Nick Nicastro brings chef skills to cyclists on the road
Nick Nicastro has parlayed his years of food-service experience with his passion for cycling into a business capable of keeping the most serious of bicycle riders happy and well-fueled on the road.
His SAG North America, AKA SAGmonkey, provides “support and guidance” for cyclists on long rides. What sets it apart from other support companies however, is the 22-foot-long “Bespoke Mobile Kitchen,” tricked out with high-end Wolf appliances and mannned by trained chefs who prepare three healthy, high-energy meals a day for athletes burning up to 7,000 calories a day.
For a cycling tour Nicastro is capable of pulling together a top-notch support team of specialists, everything from bike mechanics to certified massage therapists, nutritionista to yoga instructors. He also has access to coaches, chauffeurs and event planners. They are a team of soigneurs — the French word for caretaker — who will do whatever is is needed to pamper cyclists, allowing them to concentrate on the road and the experience of the ride.
Nicastro, 53, spends about 200 days a year traveling the country with this kichen. He also does catering and rents the kitchen out when available for special events.
Born in Queens, New York, he made his way as a young man to California, drawn to the surf scene. He found a natural calling in food service, and opened the Hard Rock Cafe in La Jolla. He also spent 10 years with The Chart House restaurants before being hired as food and beverage manager for The Four Seasons in Southern California.
He came to Healdsburg in the 1990s to raise a family; daughers Chiara, 22, who just graduated from Portland State, and Bianca, who is on the track team at Chico State Univerisity.
“At the time it was a quaint community and we just felt that it was very family oriented. And, being into food and wine, it’s a beautiful place to live,” he said of the decision to move to Healdsburg.
He opened and ran The Healdsburg Bar and Grill — HBG, for short. In 2005 he stepped away, (although it remains in the family), and started what he initially called SAGmonkey, a name suggested by his daughters.

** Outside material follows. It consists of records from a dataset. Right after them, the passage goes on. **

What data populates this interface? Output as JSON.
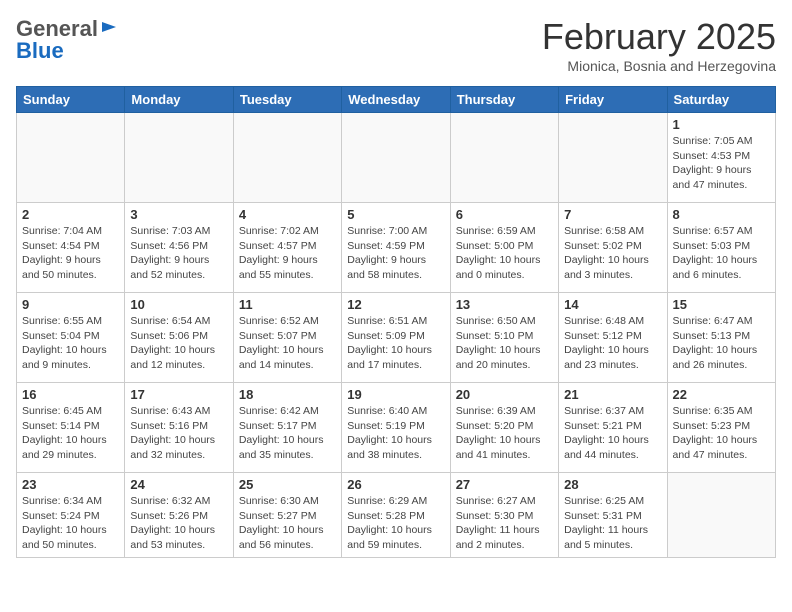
{
  "header": {
    "logo_general": "General",
    "logo_blue": "Blue",
    "month": "February 2025",
    "location": "Mionica, Bosnia and Herzegovina"
  },
  "days_of_week": [
    "Sunday",
    "Monday",
    "Tuesday",
    "Wednesday",
    "Thursday",
    "Friday",
    "Saturday"
  ],
  "weeks": [
    [
      {
        "day": "",
        "info": ""
      },
      {
        "day": "",
        "info": ""
      },
      {
        "day": "",
        "info": ""
      },
      {
        "day": "",
        "info": ""
      },
      {
        "day": "",
        "info": ""
      },
      {
        "day": "",
        "info": ""
      },
      {
        "day": "1",
        "info": "Sunrise: 7:05 AM\nSunset: 4:53 PM\nDaylight: 9 hours and 47 minutes."
      }
    ],
    [
      {
        "day": "2",
        "info": "Sunrise: 7:04 AM\nSunset: 4:54 PM\nDaylight: 9 hours and 50 minutes."
      },
      {
        "day": "3",
        "info": "Sunrise: 7:03 AM\nSunset: 4:56 PM\nDaylight: 9 hours and 52 minutes."
      },
      {
        "day": "4",
        "info": "Sunrise: 7:02 AM\nSunset: 4:57 PM\nDaylight: 9 hours and 55 minutes."
      },
      {
        "day": "5",
        "info": "Sunrise: 7:00 AM\nSunset: 4:59 PM\nDaylight: 9 hours and 58 minutes."
      },
      {
        "day": "6",
        "info": "Sunrise: 6:59 AM\nSunset: 5:00 PM\nDaylight: 10 hours and 0 minutes."
      },
      {
        "day": "7",
        "info": "Sunrise: 6:58 AM\nSunset: 5:02 PM\nDaylight: 10 hours and 3 minutes."
      },
      {
        "day": "8",
        "info": "Sunrise: 6:57 AM\nSunset: 5:03 PM\nDaylight: 10 hours and 6 minutes."
      }
    ],
    [
      {
        "day": "9",
        "info": "Sunrise: 6:55 AM\nSunset: 5:04 PM\nDaylight: 10 hours and 9 minutes."
      },
      {
        "day": "10",
        "info": "Sunrise: 6:54 AM\nSunset: 5:06 PM\nDaylight: 10 hours and 12 minutes."
      },
      {
        "day": "11",
        "info": "Sunrise: 6:52 AM\nSunset: 5:07 PM\nDaylight: 10 hours and 14 minutes."
      },
      {
        "day": "12",
        "info": "Sunrise: 6:51 AM\nSunset: 5:09 PM\nDaylight: 10 hours and 17 minutes."
      },
      {
        "day": "13",
        "info": "Sunrise: 6:50 AM\nSunset: 5:10 PM\nDaylight: 10 hours and 20 minutes."
      },
      {
        "day": "14",
        "info": "Sunrise: 6:48 AM\nSunset: 5:12 PM\nDaylight: 10 hours and 23 minutes."
      },
      {
        "day": "15",
        "info": "Sunrise: 6:47 AM\nSunset: 5:13 PM\nDaylight: 10 hours and 26 minutes."
      }
    ],
    [
      {
        "day": "16",
        "info": "Sunrise: 6:45 AM\nSunset: 5:14 PM\nDaylight: 10 hours and 29 minutes."
      },
      {
        "day": "17",
        "info": "Sunrise: 6:43 AM\nSunset: 5:16 PM\nDaylight: 10 hours and 32 minutes."
      },
      {
        "day": "18",
        "info": "Sunrise: 6:42 AM\nSunset: 5:17 PM\nDaylight: 10 hours and 35 minutes."
      },
      {
        "day": "19",
        "info": "Sunrise: 6:40 AM\nSunset: 5:19 PM\nDaylight: 10 hours and 38 minutes."
      },
      {
        "day": "20",
        "info": "Sunrise: 6:39 AM\nSunset: 5:20 PM\nDaylight: 10 hours and 41 minutes."
      },
      {
        "day": "21",
        "info": "Sunrise: 6:37 AM\nSunset: 5:21 PM\nDaylight: 10 hours and 44 minutes."
      },
      {
        "day": "22",
        "info": "Sunrise: 6:35 AM\nSunset: 5:23 PM\nDaylight: 10 hours and 47 minutes."
      }
    ],
    [
      {
        "day": "23",
        "info": "Sunrise: 6:34 AM\nSunset: 5:24 PM\nDaylight: 10 hours and 50 minutes."
      },
      {
        "day": "24",
        "info": "Sunrise: 6:32 AM\nSunset: 5:26 PM\nDaylight: 10 hours and 53 minutes."
      },
      {
        "day": "25",
        "info": "Sunrise: 6:30 AM\nSunset: 5:27 PM\nDaylight: 10 hours and 56 minutes."
      },
      {
        "day": "26",
        "info": "Sunrise: 6:29 AM\nSunset: 5:28 PM\nDaylight: 10 hours and 59 minutes."
      },
      {
        "day": "27",
        "info": "Sunrise: 6:27 AM\nSunset: 5:30 PM\nDaylight: 11 hours and 2 minutes."
      },
      {
        "day": "28",
        "info": "Sunrise: 6:25 AM\nSunset: 5:31 PM\nDaylight: 11 hours and 5 minutes."
      },
      {
        "day": "",
        "info": ""
      }
    ]
  ]
}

Nicastro lives in a unique fireproof concrete house in the woods of Occidental when he’s not cycling himself or pampering fellow riders.
Who are the cyclists you typically work with?
The folks I with work with typically can ride at least 10 to 15 miles a day. We’re not a backroads service where you ride 50 miles and go to dinner and it’s more of a social thing. Most of the folks I work with are serious about cycling, either training for some race or they are ex pro-athletes. We sometimes work with professional athletes.
Where did you learn to cook?
I’ve been cooking since I was 12, growing up in New York with an Italian family and all my aunts teaching me how to make sauces. It was so much fun. I was hiding under the table as a kid with my aunts and great-grandmother cooking. While my uncles were smoking cigars and playing cards I was in the kitchen.
Who are your clients?
Sometimes I work with a team but for the most part they are retired professional cyclists. They have clients who come to them to be their cycling coach. So they look to me to put together these 100-mile-a-day tours so they can train for some event. I was just hired by Walgreens for their “Ride On for Red Nose,” two four-day professional-grade road cycling tours in April to raise money to end child poverty.